All we need is an easy explanation of the problem, so here it is.
I have a table "emails":
I need this result:
|2||[email protected]||[email protected]||[email protected]|
|4||[email protected]||[email protected]|
the number of columns could expand in future. In fact, in the real database, I have ids with 10 emails already.
Every id, email pair is unique in the table.
I will need to join the resulant table with another table "users" on id.
I’m using Postgres 13.3
This answer is close to my needs, I just need it to be in different columns: https://stackoverflow.com/a/15847245
How to solve :
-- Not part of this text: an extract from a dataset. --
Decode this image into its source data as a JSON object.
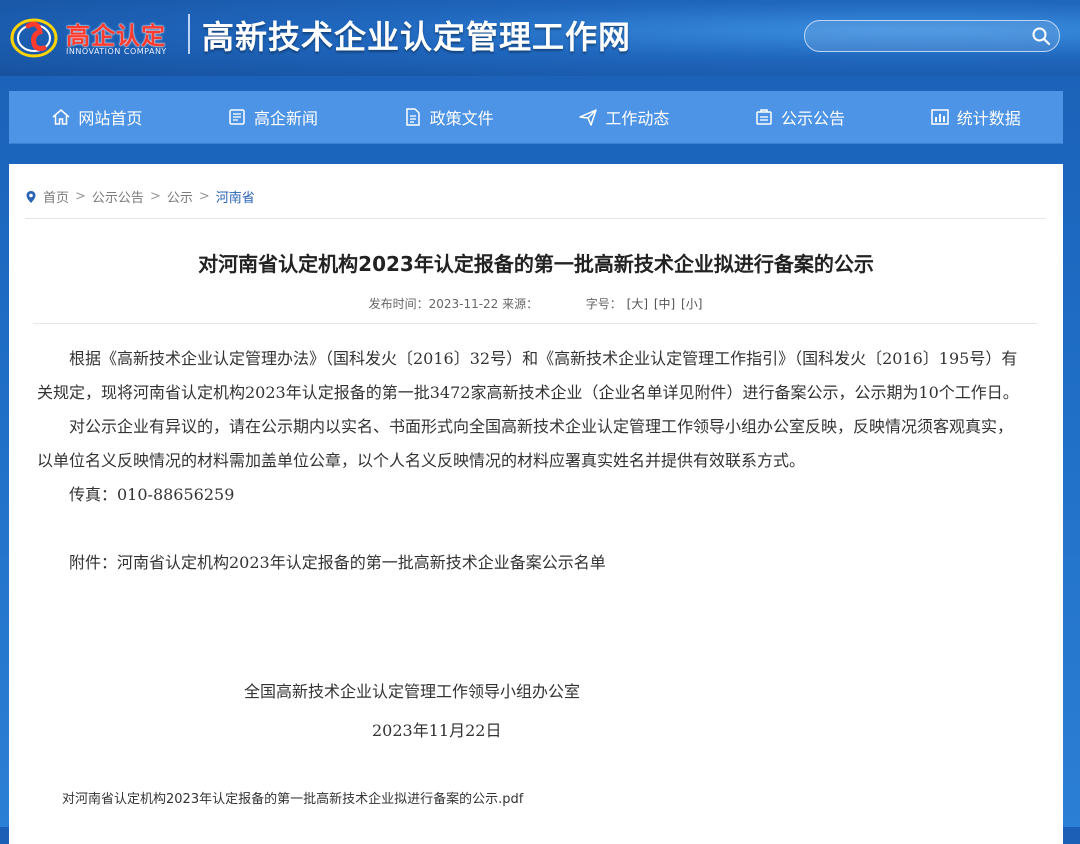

I know you bored from this bug, So we are here to help you! Take a deep breath and look at the explanation of your problem. We have many solutions to this problem, But we recommend you to use the first method because it is tested & true method that will 100% work for you.
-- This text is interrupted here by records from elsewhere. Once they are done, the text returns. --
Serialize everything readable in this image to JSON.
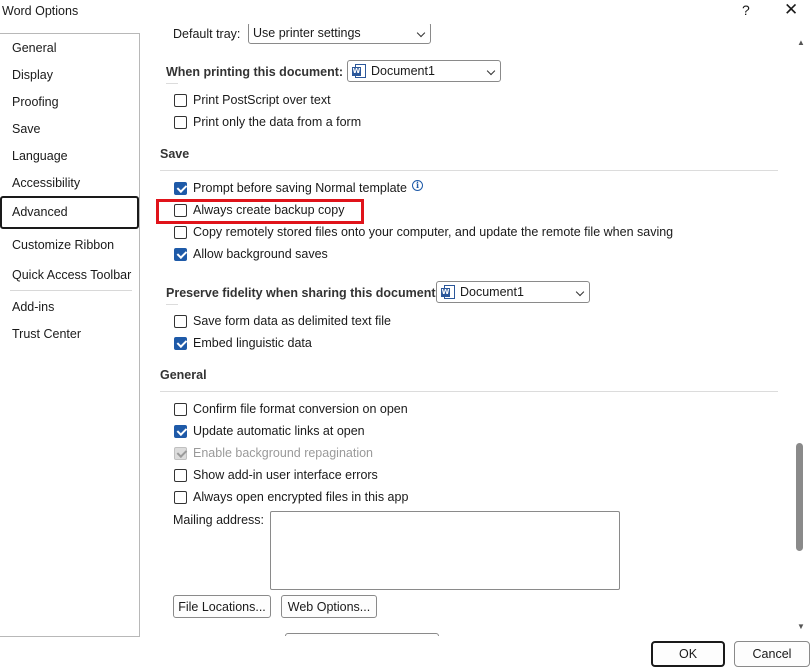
{
  "window": {
    "title": "Word Options",
    "help_glyph": "?",
    "close_glyph": "✕"
  },
  "nav": {
    "items": [
      {
        "label": "General"
      },
      {
        "label": "Display"
      },
      {
        "label": "Proofing"
      },
      {
        "label": "Save"
      },
      {
        "label": "Language"
      },
      {
        "label": "Accessibility"
      },
      {
        "label": "Advanced",
        "selected": true
      },
      {
        "label": "Customize Ribbon"
      },
      {
        "label": "Quick Access Toolbar"
      },
      {
        "label": "Add-ins"
      },
      {
        "label": "Trust Center"
      }
    ]
  },
  "print": {
    "default_tray_label": "Default tray:",
    "default_tray_value": "Use printer settings",
    "when_printing_label": "When printing this document:",
    "when_printing_doc": "Document1",
    "options": [
      {
        "label": "Print PostScript over text",
        "checked": false
      },
      {
        "label": "Print only the data from a form",
        "checked": false
      }
    ]
  },
  "save": {
    "heading": "Save",
    "options": [
      {
        "label": "Prompt before saving Normal template",
        "checked": true,
        "info_glyph": "i"
      },
      {
        "label": "Always create backup copy",
        "checked": false
      },
      {
        "label": "Copy remotely stored files onto your computer, and update the remote file when saving",
        "checked": false
      },
      {
        "label": "Allow background saves",
        "checked": true
      }
    ]
  },
  "fidelity": {
    "label": "Preserve fidelity when sharing this document:",
    "doc": "Document1",
    "options": [
      {
        "label": "Save form data as delimited text file",
        "checked": false
      },
      {
        "label": "Embed linguistic data",
        "checked": true
      }
    ]
  },
  "general": {
    "heading": "General",
    "options": [
      {
        "label": "Confirm file format conversion on open",
        "checked": false
      },
      {
        "label": "Update automatic links at open",
        "checked": true
      },
      {
        "label": "Enable background repagination",
        "checked": true,
        "disabled": true
      },
      {
        "label": "Show add-in user interface errors",
        "checked": false
      },
      {
        "label": "Always open encrypted files in this app",
        "checked": false
      }
    ],
    "mailing_address_label": "Mailing address:",
    "mailing_address_value": "",
    "file_locations_btn": "File Locations...",
    "web_options_btn": "Web Options..."
  },
  "footer": {
    "ok": "OK",
    "cancel": "Cancel"
  },
  "scrollbar": {
    "up_glyph": "▲",
    "down_glyph": "▼"
  },
  "colors": {
    "accent": "#1e5aa8",
    "highlight": "#e0131a",
    "word_blue": "#2b579a"
  }
}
You can aggregate the emails into an array:
select id, array_agg(email) as all_emails from the_table group by id;
This can be used to join against the users table. To put the emails into columns, extract them from the array.
select u.*, e.all_emails as email1, e.all_emails as email2, e.all_emails as email3, e.all_emails as email4 from users u join ( select id, array_agg(email) as all_emails from the_table group by id ) e on e.id = u.id;
If you need more emails, add more expressions to the outer query. If an index position does not exist,
null is returned instead (no error).
It is not possible to write query that dynamically returns a different number of columns each time you call it. The number, type and name of all columns of a query must be known before the query starts running.
Note: Use and implement method 1 because this method fully tested our system.
Thank you 🙂